Nikon filed lawsuits in the Netherlands, Germany and Japan against ASML, the world's third-largest chip equipment maker, and Carl Zeiss, saying its lithography technology was illegally used by the two companies.
CAnon says that the legal actions are intended to halt infringement of its intellectual property. The basis of Nikon's claim is that ASML and Zeiss employ Nikon's patented technology in ASML's lithography systems, which are used globally to manufacture semiconductors, without Nikon's permission, thereby infringing Nikon's patents.
Nikon says it has met with ASML and Zeiss with the aim of reaching a resolution of these issues, but those efforts have failed to produce a settlement.
ASML believes that Nikon's claim is without merit. "We will defend ourselves vigorously against the allegations and we will consider all means at our disposal," ASML said.
Peter Wennink, ASML President and Chief Executive Officer, said: "Nikon's litigation is unfounded, unnecessary and creates uncertainty for the semiconductor industry. Over the past years, ASML has made repeated attempts to negotiate an extension of its cross-license agreement with Nikon. We are disappointed that Nikon did not make any serious efforts to negotiate and has opted for legal action instead. We continue to believe that a negotiated outcome would have been preferable for the industry, which thrives on innovation and collaboration. This sort of unnecessary patent litigation distracts from what is truly important: driving technology forward for the benefit of chip makers. We should compete in the marketplace and not in court."
Nikon has initiated eleven patent infringement cases against ASML in the District Court of The Hague in the Netherlands and is filing patent infringement cases against ASML in Tokyo District Court in Japan and against Zeiss in Mannheim, Germany where the company manufactures optical components used in ASML's immersion lithography systems that are the subjects of these suits.
The complaints seek injunctions barring ASML's and Zeiss's sale and distribution of immersion lithography systems, as well as damages.
Immersion lithography technology, which Nikon pioneered in the early 2000s, has become essential in fabricating the semiconductors used in smartphones, memory chips and countless other products. Today, ASML and Nikon are the only companies in the world that make and sell immersion lithography systems.

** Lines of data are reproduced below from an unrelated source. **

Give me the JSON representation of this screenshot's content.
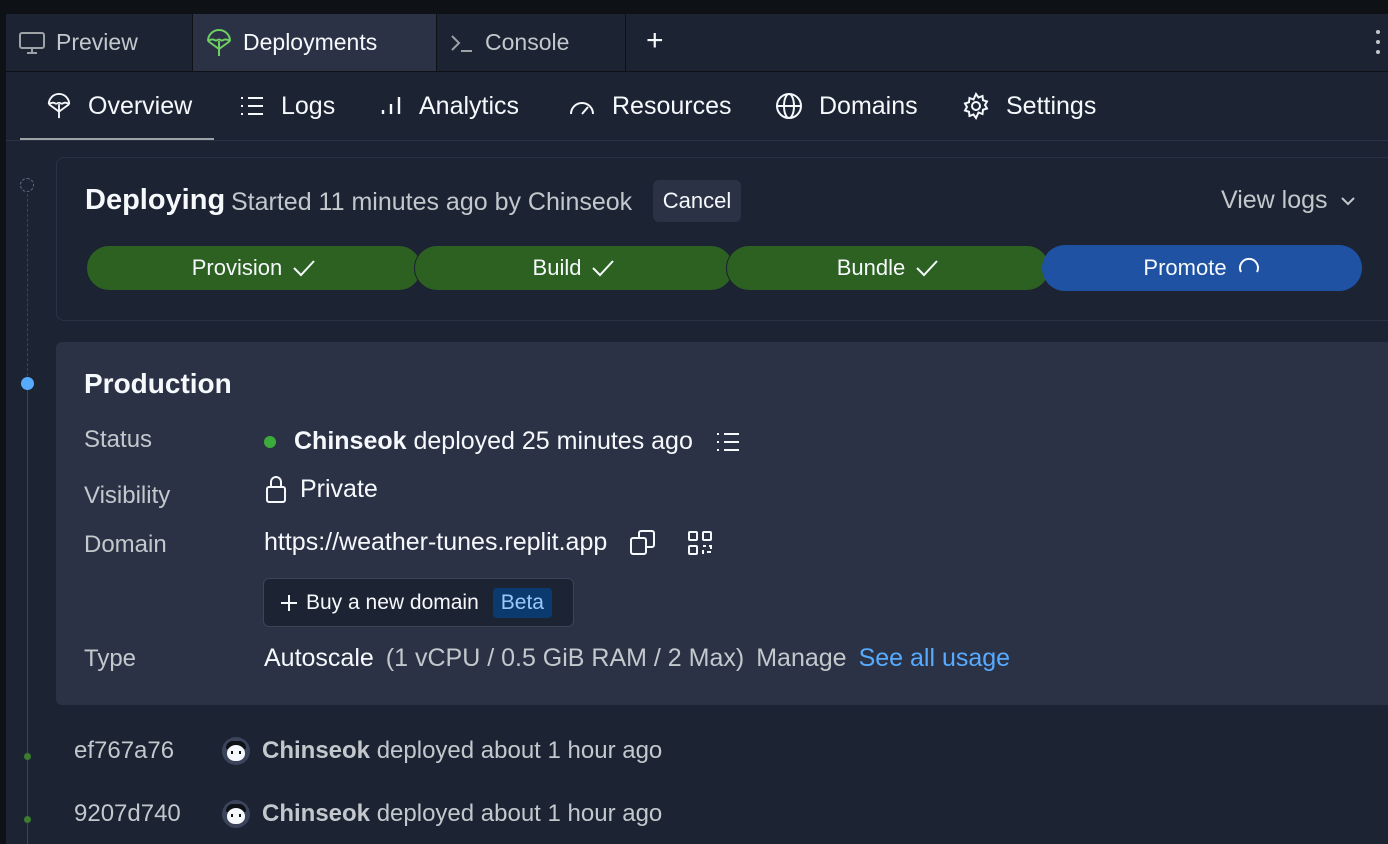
{
  "workspace_tabs": [
    {
      "label": "Preview",
      "icon": "monitor-icon"
    },
    {
      "label": "Deployments",
      "icon": "deployments-icon",
      "active": true
    },
    {
      "label": "Console",
      "icon": "terminal-icon"
    }
  ],
  "add_tab_glyph": "+",
  "subnav": [
    {
      "label": "Overview",
      "icon": "deployments-icon",
      "active": true
    },
    {
      "label": "Logs",
      "icon": "list-icon"
    },
    {
      "label": "Analytics",
      "icon": "bar-chart-icon"
    },
    {
      "label": "Resources",
      "icon": "gauge-icon"
    },
    {
      "label": "Domains",
      "icon": "globe-icon"
    },
    {
      "label": "Settings",
      "icon": "gear-icon"
    }
  ],
  "deploying": {
    "title": "Deploying",
    "subtitle": "Started 11 minutes ago by Chinseok",
    "cancel_label": "Cancel",
    "view_logs_label": "View logs",
    "steps": [
      {
        "label": "Provision",
        "state": "done"
      },
      {
        "label": "Build",
        "state": "done"
      },
      {
        "label": "Bundle",
        "state": "done"
      },
      {
        "label": "Promote",
        "state": "in-progress"
      }
    ]
  },
  "production": {
    "title": "Production",
    "status_label": "Status",
    "status_user": "Chinseok",
    "status_text": "deployed 25 minutes ago",
    "visibility_label": "Visibility",
    "visibility_value": "Private",
    "domain_label": "Domain",
    "domain_value": "https://weather-tunes.replit.app",
    "buy_domain_label": "Buy a new domain",
    "beta_badge": "Beta",
    "type_label": "Type",
    "type_value": "Autoscale",
    "type_specs": "(1 vCPU / 0.5 GiB RAM / 2 Max)",
    "manage_label": "Manage",
    "see_usage_label": "See all usage"
  },
  "history": [
    {
      "hash": "ef767a76",
      "user": "Chinseok",
      "text": "deployed about 1 hour ago"
    },
    {
      "hash": "9207d740",
      "user": "Chinseok",
      "text": "deployed about 1 hour ago"
    }
  ],
  "colors": {
    "background": "#1c2333",
    "surface": "#2b3245",
    "success": "#2c6121",
    "progress": "#1f52a3",
    "link": "#57abff",
    "status_dot": "#3dab3b"
  }
}
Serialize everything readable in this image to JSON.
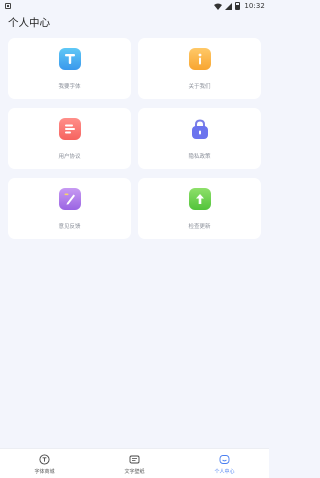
{
  "status_bar": {
    "time": "10:32"
  },
  "page_title": "个人中心",
  "cards": [
    {
      "label": "我要字体",
      "icon": "font-icon"
    },
    {
      "label": "关于我们",
      "icon": "info-icon"
    },
    {
      "label": "用户协议",
      "icon": "document-icon"
    },
    {
      "label": "隐私政策",
      "icon": "lock-icon"
    },
    {
      "label": "意见反馈",
      "icon": "edit-icon"
    },
    {
      "label": "检查更新",
      "icon": "upload-arrow-icon"
    }
  ],
  "tabbar": {
    "tabs": [
      {
        "label": "字体商城",
        "icon": "font-store-icon",
        "active": false
      },
      {
        "label": "文字壁纸",
        "icon": "text-wallpaper-icon",
        "active": false
      },
      {
        "label": "个人中心",
        "icon": "profile-icon",
        "active": true
      }
    ]
  },
  "colors": {
    "accent": "#4a7ff1",
    "background": "#f3f5fc"
  }
}
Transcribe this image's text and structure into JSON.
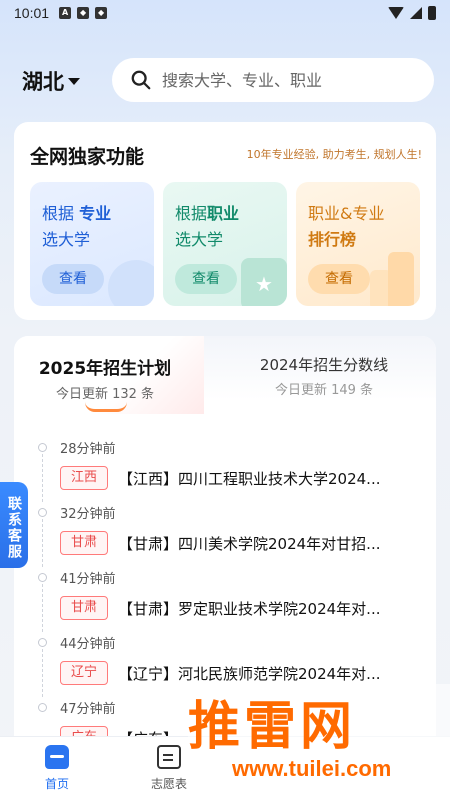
{
  "status_bar": {
    "time": "10:01"
  },
  "header": {
    "city": "湖北",
    "search_placeholder": "搜索大学、专业、职业"
  },
  "features": {
    "title": "全网独家功能",
    "slogan": "10年专业经验, 助力考生, 规划人生!",
    "cards": [
      {
        "line1_prefix": "根据",
        "line1_bold": "专业",
        "line2": "选大学",
        "button": "查看"
      },
      {
        "line1_prefix": "根据",
        "line1_bold": "职业",
        "line2": "选大学",
        "button": "查看"
      },
      {
        "line1_prefix": "职业&专业",
        "line1_bold": "",
        "line2": "排行榜",
        "button": "查看"
      }
    ]
  },
  "plan": {
    "tabs": [
      {
        "title": "2025年招生计划",
        "sub": "今日更新 132 条"
      },
      {
        "title": "2024年招生分数线",
        "sub": "今日更新 149 条"
      }
    ],
    "items": [
      {
        "time": "28分钟前",
        "province": "江西",
        "title": "【江西】四川工程职业技术大学2024..."
      },
      {
        "time": "32分钟前",
        "province": "甘肃",
        "title": "【甘肃】四川美术学院2024年对甘招..."
      },
      {
        "time": "41分钟前",
        "province": "甘肃",
        "title": "【甘肃】罗定职业技术学院2024年对..."
      },
      {
        "time": "44分钟前",
        "province": "辽宁",
        "title": "【辽宁】河北民族师范学院2024年对..."
      },
      {
        "time": "47分钟前",
        "province": "广东",
        "title": "【广东】"
      }
    ]
  },
  "side_button": "联系客服",
  "nav": {
    "home": "首页",
    "apply": "志愿表"
  },
  "watermark": {
    "text": "推雷网",
    "url": "www.tuilei.com"
  },
  "colors": {
    "accent": "#1f6ef0",
    "province_tag": "#e94c4c",
    "watermark": "#ff6a00"
  }
}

Nikon has previously had to bring legal actions against ASML and Zeiss in relation to unauthorized use of its patented technology. Previous cases in the United States were settled on terms favorable to Nikon.